Day 4 – Role Reversal

We switched roles today, with Sarah doing the helming through the locks, and me doing the locks. I was all over the shop, even walking off leaving a gate open at one point – obviously short on practice!

The morning saw us cast off at an earlier than usual 8am, aiming to reach the Claydon flight not too long after their 10am opening time. With all the queues yesterday, we didn’t want to get stuck at the back and risk not getting through.

Getting up early does come with its risks – today a gentleman decided to dry off by the window, and hurriedly covered himself with his towel when he saw us go past. Sarah waved hello and then he swiftly closed the curtains with a big swish of his hands. Luckily we only saw his top half!

We were glad we’d stopped yesterday where we did, but there were plenty of moorings further on. Why one boat decided to moor on a bend, and a rather shallow one at that, was a mystery. They definitely weren’t going anywhere though, well secured for the night even if it were at a bit of an angle!

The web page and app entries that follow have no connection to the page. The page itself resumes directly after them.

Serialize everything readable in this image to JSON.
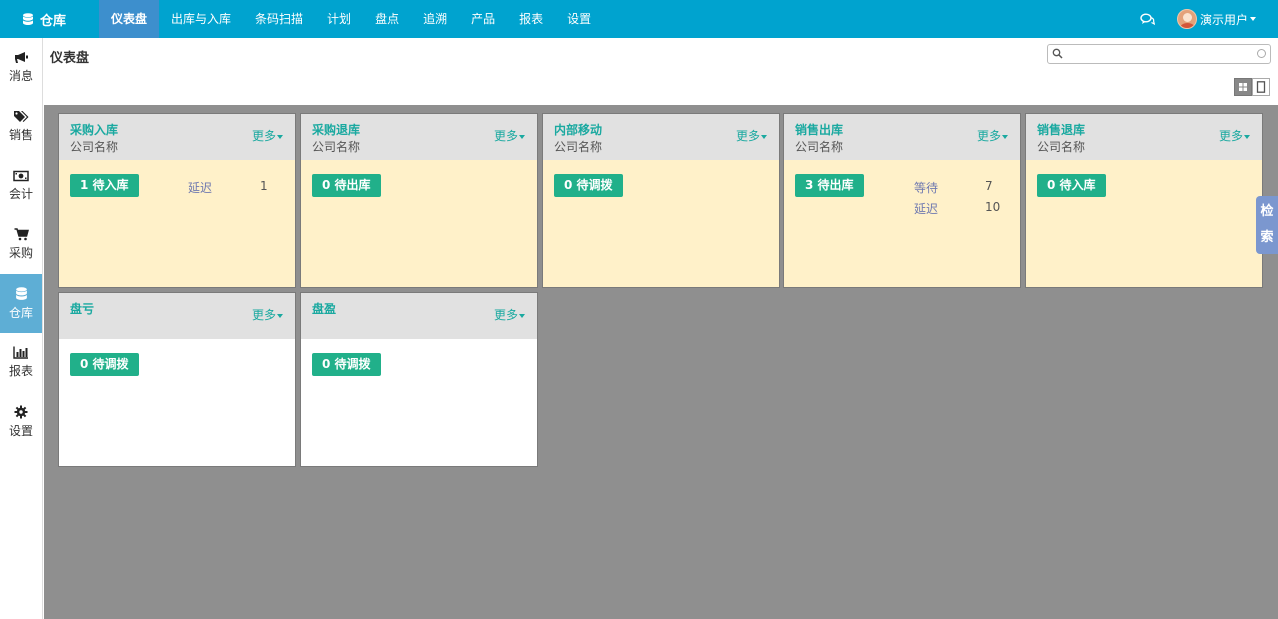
{
  "brand": {
    "label": "仓库"
  },
  "topnav": {
    "items": [
      {
        "label": "仪表盘",
        "active": true
      },
      {
        "label": "出库与入库"
      },
      {
        "label": "条码扫描"
      },
      {
        "label": "计划"
      },
      {
        "label": "盘点"
      },
      {
        "label": "追溯"
      },
      {
        "label": "产品"
      },
      {
        "label": "报表"
      },
      {
        "label": "设置"
      }
    ]
  },
  "user": {
    "name": "演示用户"
  },
  "sidebar": {
    "items": [
      {
        "label": "消息",
        "icon": "bullhorn-icon"
      },
      {
        "label": "销售",
        "icon": "tags-icon"
      },
      {
        "label": "会计",
        "icon": "money-icon"
      },
      {
        "label": "采购",
        "icon": "cart-icon"
      },
      {
        "label": "仓库",
        "icon": "database-icon",
        "active": true
      },
      {
        "label": "报表",
        "icon": "bar-chart-icon"
      },
      {
        "label": "设置",
        "icon": "gear-icon"
      }
    ]
  },
  "header": {
    "title": "仪表盘",
    "search_placeholder": ""
  },
  "cards": [
    {
      "title": "采购入库",
      "subtitle": "公司名称",
      "more": "更多",
      "button": "1 待入库",
      "stats": [
        {
          "label": "延迟",
          "value": "1"
        }
      ]
    },
    {
      "title": "采购退库",
      "subtitle": "公司名称",
      "more": "更多",
      "button": "0 待出库",
      "stats": []
    },
    {
      "title": "内部移动",
      "subtitle": "公司名称",
      "more": "更多",
      "button": "0 待调拨",
      "stats": []
    },
    {
      "title": "销售出库",
      "subtitle": "公司名称",
      "more": "更多",
      "button": "3 待出库",
      "stats": [
        {
          "label": "等待",
          "value": "7"
        },
        {
          "label": "延迟",
          "value": "10"
        }
      ]
    },
    {
      "title": "销售退库",
      "subtitle": "公司名称",
      "more": "更多",
      "button": "0 待入库",
      "stats": []
    },
    {
      "title": "盘亏",
      "subtitle": "",
      "more": "更多",
      "button": "0 待调拨",
      "stats": []
    },
    {
      "title": "盘盈",
      "subtitle": "",
      "more": "更多",
      "button": "0 待调拨",
      "stats": []
    }
  ],
  "side_tab": {
    "chars": [
      "检",
      "索"
    ]
  },
  "colors": {
    "topbar": "#00a3cf",
    "active_nav": "#3d8fcd",
    "accent": "#1aa9a0",
    "button": "#21b08a",
    "card_body": "#fff1c9",
    "main_bg": "#8f8f8f"
  }
}
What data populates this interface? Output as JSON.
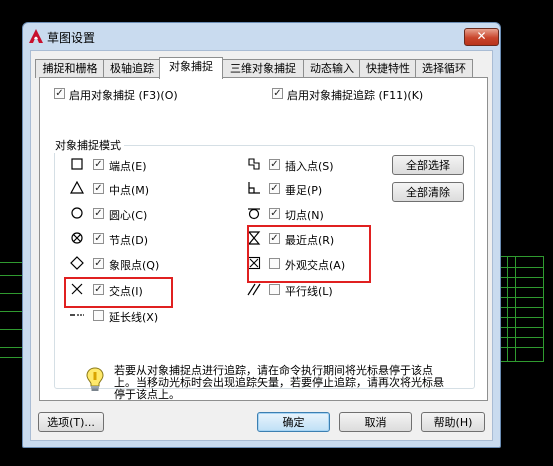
{
  "window": {
    "title": "草图设置",
    "close_label": "✕"
  },
  "tabs": [
    "捕捉和栅格",
    "极轴追踪",
    "对象捕捉",
    "三维对象捕捉",
    "动态输入",
    "快捷特性",
    "选择循环"
  ],
  "active_tab": "对象捕捉",
  "top_options": {
    "enable_snap": "启用对象捕捉 (F3)(O)",
    "enable_snap_checked": true,
    "enable_tracking": "启用对象捕捉追踪 (F11)(K)",
    "enable_tracking_checked": true
  },
  "group_title": "对象捕捉模式",
  "modes_left": [
    {
      "icon": "square-snap-icon",
      "label": "端点(E)",
      "checked": true
    },
    {
      "icon": "triangle-snap-icon",
      "label": "中点(M)",
      "checked": true
    },
    {
      "icon": "circle-snap-icon",
      "label": "圆心(C)",
      "checked": true
    },
    {
      "icon": "node-snap-icon",
      "label": "节点(D)",
      "checked": true
    },
    {
      "icon": "diamond-snap-icon",
      "label": "象限点(Q)",
      "checked": true
    },
    {
      "icon": "cross-snap-icon",
      "label": "交点(I)",
      "checked": true
    },
    {
      "icon": "extension-snap-icon",
      "label": "延长线(X)",
      "checked": false
    }
  ],
  "modes_right": [
    {
      "icon": "insertion-snap-icon",
      "label": "插入点(S)",
      "checked": true
    },
    {
      "icon": "perpendicular-snap-icon",
      "label": "垂足(P)",
      "checked": true
    },
    {
      "icon": "tangent-snap-icon",
      "label": "切点(N)",
      "checked": true
    },
    {
      "icon": "nearest-snap-icon",
      "label": "最近点(R)",
      "checked": true
    },
    {
      "icon": "apparent-intersection-snap-icon",
      "label": "外观交点(A)",
      "checked": false
    },
    {
      "icon": "parallel-snap-icon",
      "label": "平行线(L)",
      "checked": false
    }
  ],
  "side_buttons": {
    "select_all": "全部选择",
    "clear_all": "全部清除"
  },
  "tip_text": "若要从对象捕捉点进行追踪，请在命令执行期间将光标悬停于该点上。当移动光标时会出现追踪矢量，若要停止追踪，请再次将光标悬停于该点上。",
  "footer": {
    "options": "选项(T)...",
    "ok": "确定",
    "cancel": "取消",
    "help": "帮助(H)"
  },
  "colors": {
    "highlight_box": "#e02020",
    "cad_lines": "#2f9a2f",
    "title_bar": "#c9dbef"
  }
}
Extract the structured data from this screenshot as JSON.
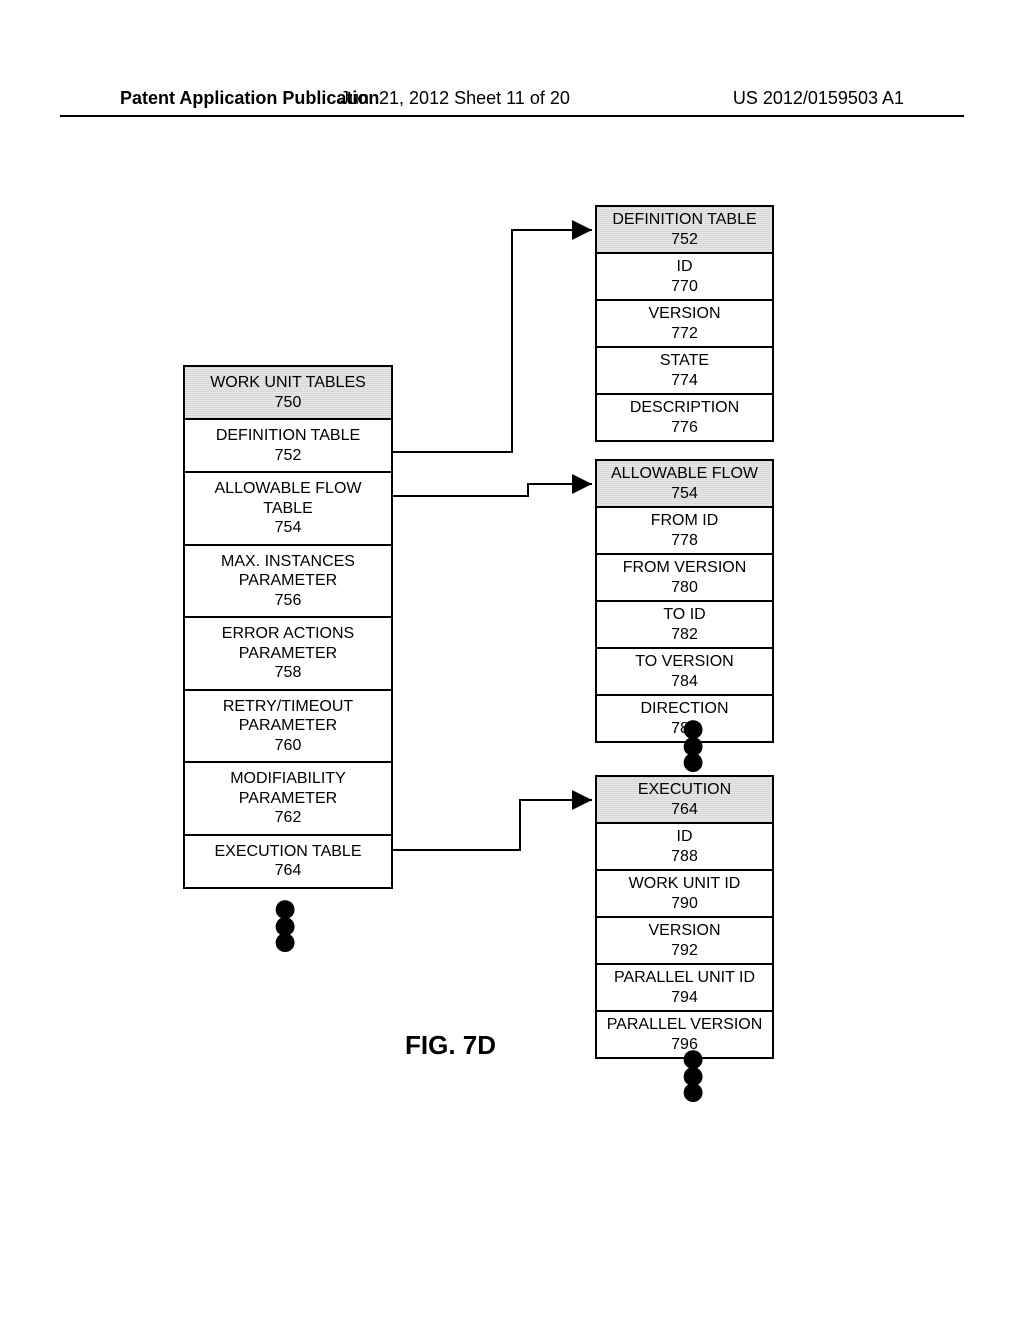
{
  "header": {
    "left": "Patent Application Publication",
    "center": "Jun. 21, 2012  Sheet 11 of 20",
    "right": "US 2012/0159503 A1"
  },
  "figure_label": "FIG. 7D",
  "left_table": {
    "title_line1": "WORK UNIT TABLES",
    "title_line2": "750",
    "rows": [
      {
        "l1": "DEFINITION TABLE",
        "l2": "752"
      },
      {
        "l1": "ALLOWABLE FLOW",
        "l2": "TABLE",
        "l3": "754"
      },
      {
        "l1": "MAX. INSTANCES",
        "l2": "PARAMETER",
        "l3": "756"
      },
      {
        "l1": "ERROR ACTIONS",
        "l2": "PARAMETER",
        "l3": "758"
      },
      {
        "l1": "RETRY/TIMEOUT",
        "l2": "PARAMETER",
        "l3": "760"
      },
      {
        "l1": "MODIFIABILITY",
        "l2": "PARAMETER",
        "l3": "762"
      },
      {
        "l1": "EXECUTION TABLE",
        "l2": "764"
      }
    ]
  },
  "definition_table": {
    "title_line1": "DEFINITION TABLE",
    "title_line2": "752",
    "rows": [
      {
        "l1": "ID",
        "l2": "770"
      },
      {
        "l1": "VERSION",
        "l2": "772"
      },
      {
        "l1": "STATE",
        "l2": "774"
      },
      {
        "l1": "DESCRIPTION",
        "l2": "776"
      }
    ]
  },
  "allowable_flow": {
    "title_line1": "ALLOWABLE FLOW",
    "title_line2": "754",
    "rows": [
      {
        "l1": "FROM ID",
        "l2": "778"
      },
      {
        "l1": "FROM VERSION",
        "l2": "780"
      },
      {
        "l1": "TO ID",
        "l2": "782"
      },
      {
        "l1": "TO VERSION",
        "l2": "784"
      },
      {
        "l1": "DIRECTION",
        "l2": "786"
      }
    ]
  },
  "execution": {
    "title_line1": "EXECUTION",
    "title_line2": "764",
    "rows": [
      {
        "l1": "ID",
        "l2": "788"
      },
      {
        "l1": "WORK UNIT ID",
        "l2": "790"
      },
      {
        "l1": "VERSION",
        "l2": "792"
      },
      {
        "l1": "PARALLEL UNIT ID",
        "l2": "794"
      },
      {
        "l1": "PARALLEL VERSION",
        "l2": "796"
      }
    ]
  }
}
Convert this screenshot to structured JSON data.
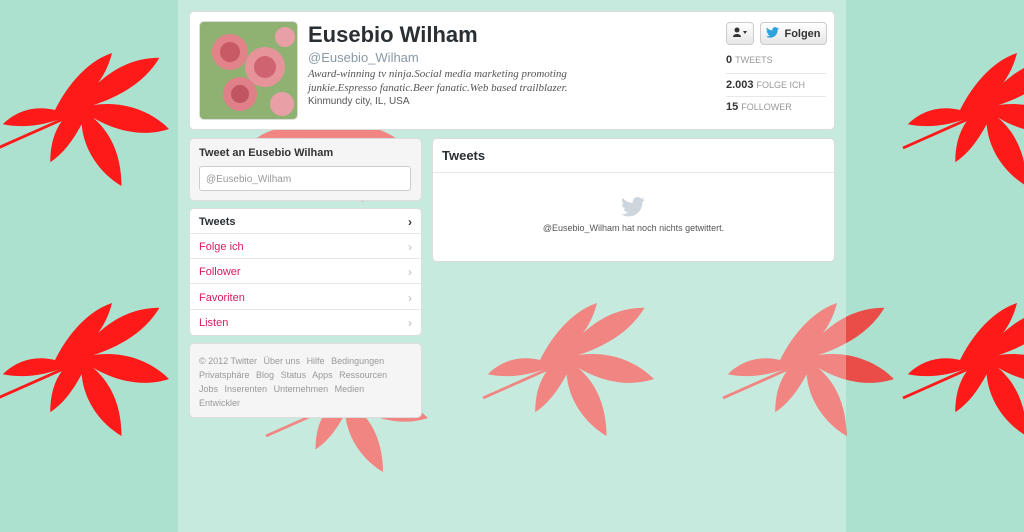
{
  "profile": {
    "name": "Eusebio Wilham",
    "handle": "@Eusebio_Wilham",
    "bio": "Award-winning tv ninja.Social media marketing promoting junkie.Espresso fanatic.Beer fanatic.Web based trailblazer.",
    "location": "Kinmundy city, IL, USA",
    "follow_label": "Folgen",
    "stats": [
      {
        "value": "0",
        "label": "TWEETS"
      },
      {
        "value": "2.003",
        "label": "FOLGE ICH"
      },
      {
        "value": "15",
        "label": "FOLLOWER"
      }
    ]
  },
  "tweet_to": {
    "title": "Tweet an Eusebio Wilham",
    "placeholder": "@Eusebio_Wilham"
  },
  "nav": [
    {
      "label": "Tweets"
    },
    {
      "label": "Folge ich"
    },
    {
      "label": "Follower"
    },
    {
      "label": "Favoriten"
    },
    {
      "label": "Listen"
    }
  ],
  "footer": {
    "links": [
      "© 2012 Twitter",
      "Über uns",
      "Hilfe",
      "Bedingungen",
      "Privatsphäre",
      "Blog",
      "Status",
      "Apps",
      "Ressourcen",
      "Jobs",
      "Inserenten",
      "Unternehmen",
      "Medien",
      "Entwickler"
    ]
  },
  "tweets_panel": {
    "title": "Tweets",
    "empty_message": "@Eusebio_Wilham hat noch nichts getwittert."
  },
  "colors": {
    "background": "#ade1cf",
    "leaf_red": "#ff1a1a",
    "link_pink": "#d81a60",
    "twitter_blue": "#2ca3dd"
  }
}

We passed through Fenny Compton, hoping to get rid of our rubbish but couldn’t find the bins anywhere, so carried on up through the narrows. A few boats had moored in the narrows, probably attracted by a rare stretch of armco railing. They didn’t leave much room for anyone to pass, but we breathed in and squeezed through.

We reached Claydon top lock at 10:30, only to find no queue at all. Rather surprised but delighted, we carried on. The next lock was closer to our original expectations, with a queue but only a few boats so very little delay compared to yesterday and we made short work of it, Sarah helming and me doing the locks

There was a very cute little tractor in the garden of one of the lock cottages, we both thought it quite sweet.

By the end of the flight, I was a bit more into the swing of things, kicking one gate open behind me as I stepped over to the other side (no jumping allowed!).

We stopped just after Cropredy marina, where it looks like they’re expanding to a third basin and just putting in some clay for the bottom. We remembered visiting the (new at the time) second basin when we purchased Oliver six years ago, but in the end Heyford Fields won out. Cropredy is going to absolutely massive when the third basin is done.

We moored up and headed to the shop for a much needed ice cream given the lovely warm and sunny day we’ve had, plus a few supplies. Then it was back to Oliver for a few hours to chill out, and then back into Cropredy for a pub meal in the evening – our first meal out for a very long time!